> **About this exercise**
Every line of the records that contains the string "data" counts once; give the total and nothing else.

> **Extracted material**
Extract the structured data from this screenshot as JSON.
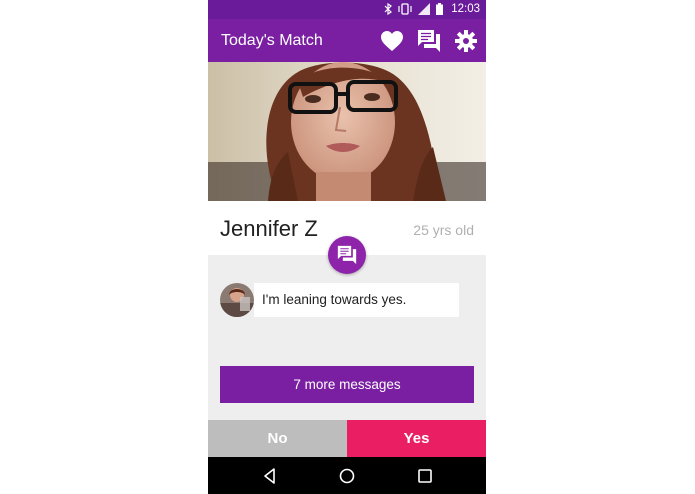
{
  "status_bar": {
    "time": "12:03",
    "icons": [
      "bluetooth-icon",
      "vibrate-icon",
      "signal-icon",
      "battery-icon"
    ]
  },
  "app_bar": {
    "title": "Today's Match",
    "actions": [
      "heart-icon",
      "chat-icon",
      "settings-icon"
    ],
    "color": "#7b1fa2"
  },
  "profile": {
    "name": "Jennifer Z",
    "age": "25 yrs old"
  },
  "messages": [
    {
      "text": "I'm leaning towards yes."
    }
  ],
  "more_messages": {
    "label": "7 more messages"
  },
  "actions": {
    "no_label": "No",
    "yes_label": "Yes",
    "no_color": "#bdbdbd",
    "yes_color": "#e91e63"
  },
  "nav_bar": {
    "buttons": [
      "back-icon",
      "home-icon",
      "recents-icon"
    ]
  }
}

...

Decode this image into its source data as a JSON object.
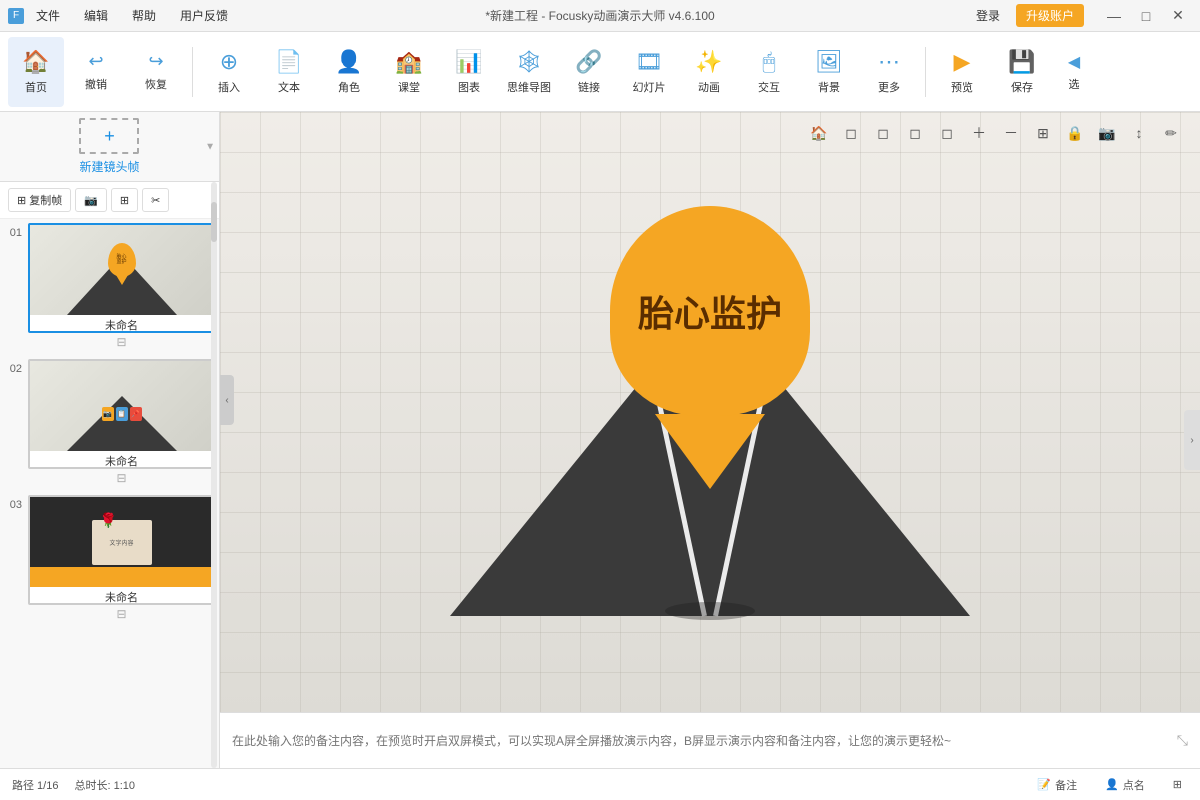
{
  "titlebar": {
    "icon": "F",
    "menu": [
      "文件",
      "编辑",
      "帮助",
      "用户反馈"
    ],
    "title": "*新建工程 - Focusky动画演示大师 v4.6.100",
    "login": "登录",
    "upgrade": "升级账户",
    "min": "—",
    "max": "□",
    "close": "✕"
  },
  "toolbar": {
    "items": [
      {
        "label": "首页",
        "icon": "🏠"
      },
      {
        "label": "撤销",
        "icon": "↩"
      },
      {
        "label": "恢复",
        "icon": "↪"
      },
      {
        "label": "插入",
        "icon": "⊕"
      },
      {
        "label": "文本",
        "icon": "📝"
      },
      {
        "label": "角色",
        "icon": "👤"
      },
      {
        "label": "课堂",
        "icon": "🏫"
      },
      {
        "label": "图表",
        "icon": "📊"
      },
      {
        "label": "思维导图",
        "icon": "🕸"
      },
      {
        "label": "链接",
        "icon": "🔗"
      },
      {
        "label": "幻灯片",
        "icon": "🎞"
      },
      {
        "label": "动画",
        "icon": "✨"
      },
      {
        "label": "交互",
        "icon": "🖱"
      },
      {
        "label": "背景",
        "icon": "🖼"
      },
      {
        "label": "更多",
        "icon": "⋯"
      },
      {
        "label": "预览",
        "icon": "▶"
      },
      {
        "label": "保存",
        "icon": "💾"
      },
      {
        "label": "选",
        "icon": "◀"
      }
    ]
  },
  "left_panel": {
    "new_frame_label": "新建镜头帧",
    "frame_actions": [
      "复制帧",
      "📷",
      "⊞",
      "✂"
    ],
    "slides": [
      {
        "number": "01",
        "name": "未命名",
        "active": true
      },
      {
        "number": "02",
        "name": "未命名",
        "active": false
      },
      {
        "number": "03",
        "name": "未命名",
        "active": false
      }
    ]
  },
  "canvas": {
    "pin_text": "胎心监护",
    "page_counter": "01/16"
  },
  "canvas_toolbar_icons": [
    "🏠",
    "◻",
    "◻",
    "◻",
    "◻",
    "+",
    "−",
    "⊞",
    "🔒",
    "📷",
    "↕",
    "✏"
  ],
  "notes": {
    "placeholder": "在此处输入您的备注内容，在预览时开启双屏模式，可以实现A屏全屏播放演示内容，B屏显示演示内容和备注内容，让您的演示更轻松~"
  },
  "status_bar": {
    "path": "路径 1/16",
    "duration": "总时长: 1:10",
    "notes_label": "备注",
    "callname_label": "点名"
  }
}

> **Response to the task**
2